Tuesday, 13 May 2014

Ceisteanna (270, 271)

Thomas P. Broughan

Ceist:

270. Deputy Thomas P. Broughan asked the Minister for Education and Skills further to Parliamentary Question No. 181 of 30 April 2014, if he will confirm the date on which the actual Model A document that was presented to the High Court in the Ó Cuanacháin case was approved by his Department; if he will provide copies of documentation recording that this approval was made; and if he will confirm that the Model A document was circulated to all schools with ASD units at that time in view of the reference by the High Court judge to the framework of autism-specific education proposed by the State and apparently available in September 2006 at the two primary schools in his area and the model referred to in the proceedings as Model A. [21477/14]

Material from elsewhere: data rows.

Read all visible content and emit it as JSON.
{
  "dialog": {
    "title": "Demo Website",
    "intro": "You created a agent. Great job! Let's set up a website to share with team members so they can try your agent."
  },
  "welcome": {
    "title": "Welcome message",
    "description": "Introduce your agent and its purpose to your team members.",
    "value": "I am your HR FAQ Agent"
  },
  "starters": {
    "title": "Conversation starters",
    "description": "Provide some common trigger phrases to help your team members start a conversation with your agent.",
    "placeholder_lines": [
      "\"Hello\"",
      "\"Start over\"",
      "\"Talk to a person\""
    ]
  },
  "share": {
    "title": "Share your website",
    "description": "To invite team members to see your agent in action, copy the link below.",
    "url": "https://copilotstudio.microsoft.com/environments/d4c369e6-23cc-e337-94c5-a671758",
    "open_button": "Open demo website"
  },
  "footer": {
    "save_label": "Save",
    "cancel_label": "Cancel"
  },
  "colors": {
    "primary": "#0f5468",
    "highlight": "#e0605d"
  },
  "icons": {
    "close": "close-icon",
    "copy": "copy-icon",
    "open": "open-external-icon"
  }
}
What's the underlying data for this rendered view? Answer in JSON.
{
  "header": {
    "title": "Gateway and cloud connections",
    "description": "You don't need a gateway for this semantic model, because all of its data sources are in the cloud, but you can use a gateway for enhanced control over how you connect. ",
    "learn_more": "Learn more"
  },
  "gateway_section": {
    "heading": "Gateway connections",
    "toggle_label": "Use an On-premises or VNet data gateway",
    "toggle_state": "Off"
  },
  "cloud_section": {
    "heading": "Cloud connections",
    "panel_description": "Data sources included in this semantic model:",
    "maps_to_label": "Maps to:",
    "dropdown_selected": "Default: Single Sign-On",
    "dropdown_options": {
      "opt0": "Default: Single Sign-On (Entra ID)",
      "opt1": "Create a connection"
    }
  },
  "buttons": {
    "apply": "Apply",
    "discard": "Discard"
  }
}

Amharc ar fhreagra

Thomas P. Broughan

Ceist:

271. Deputy Thomas P. Broughan asked the Minister for Education and Skills further to Parliamentary Question No. 181 of 30 April 2014, in view of the High Court judge stating in his judgment in the Ó Cuanacháin case that the court was in effect being asked about a claim into the future to decide that Model A as proposed by the State was not an appropriate primary educational provision, the reason he is now stating that the model terminology was primarily internal when it is clear from what the judge stated that a decision was being made in the case before the High Court on whether or not Model A was appropriate for educating some children with autism. [21478/14]

Amharc ar fhreagra

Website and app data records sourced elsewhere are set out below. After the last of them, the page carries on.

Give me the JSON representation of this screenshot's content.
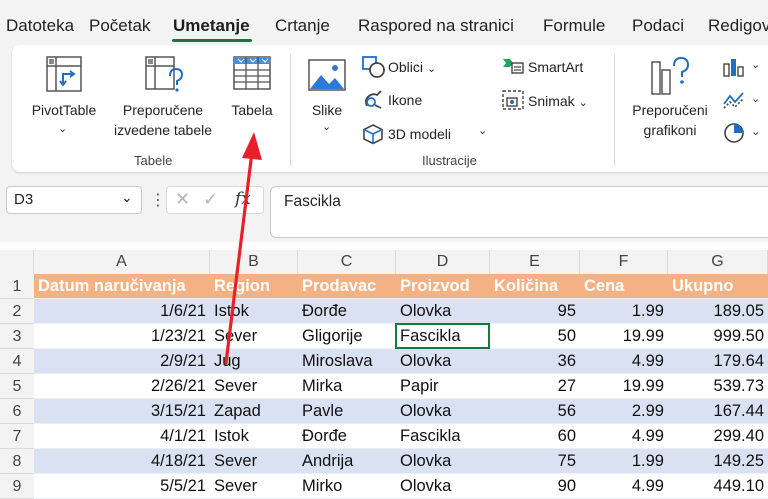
{
  "menu": {
    "tabs": [
      "Datoteka",
      "Početak",
      "Umetanje",
      "Crtanje",
      "Raspored na stranici",
      "Formule",
      "Podaci",
      "Redigov"
    ],
    "active": "Umetanje"
  },
  "ribbon": {
    "pivot_label": "PivotTable",
    "recommended_pivot_line1": "Preporučene",
    "recommended_pivot_line2": "izvedene tabele",
    "table_label": "Tabela",
    "group_tables": "Tabele",
    "pictures_label": "Slike",
    "shapes_label": "Oblici",
    "icons_label": "Ikone",
    "models_label": "3D modeli",
    "smartart_label": "SmartArt",
    "screenshot_label": "Snimak",
    "group_illustrations": "Ilustracije",
    "rec_charts_line1": "Preporučeni",
    "rec_charts_line2": "grafikoni"
  },
  "formula_bar": {
    "name_box": "D3",
    "fx_symbol": "fx",
    "formula": "Fascikla"
  },
  "sheet": {
    "columns": [
      "A",
      "B",
      "C",
      "D",
      "E",
      "F",
      "G"
    ],
    "rows": [
      "1",
      "2",
      "3",
      "4",
      "5",
      "6",
      "7",
      "8",
      "9"
    ],
    "header": [
      "Datum naručivanja",
      "Region",
      "Prodavac",
      "Proizvod",
      "Količina",
      "Cena",
      "Ukupno"
    ],
    "data": [
      [
        "1/6/21",
        "Istok",
        "Đorđe",
        "Olovka",
        "95",
        "1.99",
        "189.05"
      ],
      [
        "1/23/21",
        "Sever",
        "Gligorije",
        "Fascikla",
        "50",
        "19.99",
        "999.50"
      ],
      [
        "2/9/21",
        "Jug",
        "Miroslava",
        "Olovka",
        "36",
        "4.99",
        "179.64"
      ],
      [
        "2/26/21",
        "Sever",
        "Mirka",
        "Papir",
        "27",
        "19.99",
        "539.73"
      ],
      [
        "3/15/21",
        "Zapad",
        "Pavle",
        "Olovka",
        "56",
        "2.99",
        "167.44"
      ],
      [
        "4/1/21",
        "Istok",
        "Đorđe",
        "Fascikla",
        "60",
        "4.99",
        "299.40"
      ],
      [
        "4/18/21",
        "Sever",
        "Andrija",
        "Olovka",
        "75",
        "1.99",
        "149.25"
      ],
      [
        "5/5/21",
        "Sever",
        "Mirko",
        "Olovka",
        "90",
        "4.99",
        "449.10"
      ]
    ],
    "header_color": "#f4b183",
    "band_color": "#d9e1f2"
  },
  "annotation": {
    "arrow_color": "#e8202a"
  }
}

Freagraí scríofa (Ceist ar Education)

I propose to take Questions Nos. 270 and 271 together. Any internal documents relating to the exhibition of evidence to the High Court constitute communication between my Department and its legal team, in the context of litigation and, as I have already advised, such communications are the subject of legal professional privilege. I previously advised the Deputy that the model documentation was primarily internal. In the case of each of the ASD classes currently operating throughout the country, they were opened with the direct support of the NCSE/SENO and/or the Inspectorate and/or the relevant NEPS Psychologist. Through the proviso of this direct support, each school received the advice and guidance necessary to assist them in the development of their units. It is not possible to say whether an individual school received documentation as part of the support and guidance provided by either NEPS or the Inspectorate when their ASD unit was opened. However I also advised the Deputy previously that the model concept in question was not disregarded, rather the scenarios described by the models were simplified. Elements of teaching frameworks, whole school training and the extended school year remain features of current provision. I previously advised the Deputy that the discontinuation of the model concept in favour of the mainstream, special class and special school provision did not materially alter the provision being made for children with autism. As previously outlined the NCSE is currently developing policy advice on the education of children with autism. I specifically requested the NCSE to consult as widely as possible in the preparation of the advice as it presents an opportunity for all interested parties to contribute to the final advice document which will assist in the development of policy in my Department for future years. The terms of reference for the policy advice are on the NCSE website www.ncse.ie and will address many of the issues raised recently by the Deputy. Finally it should be noted that the decision of the court in the case to which the Deputy has referred was to the effect that, the decision as to what model of education contained within it the ability to provide an appropriate education was a responsibility of the Minister under the constitution and that the Minister had made this decision having taken advice. This is clearly an ongoing responsibility and the changes which have taken place since this finding and which may take place as a consequence of the forthcoming NCSE policy advice are entirely consistent with the court's findings.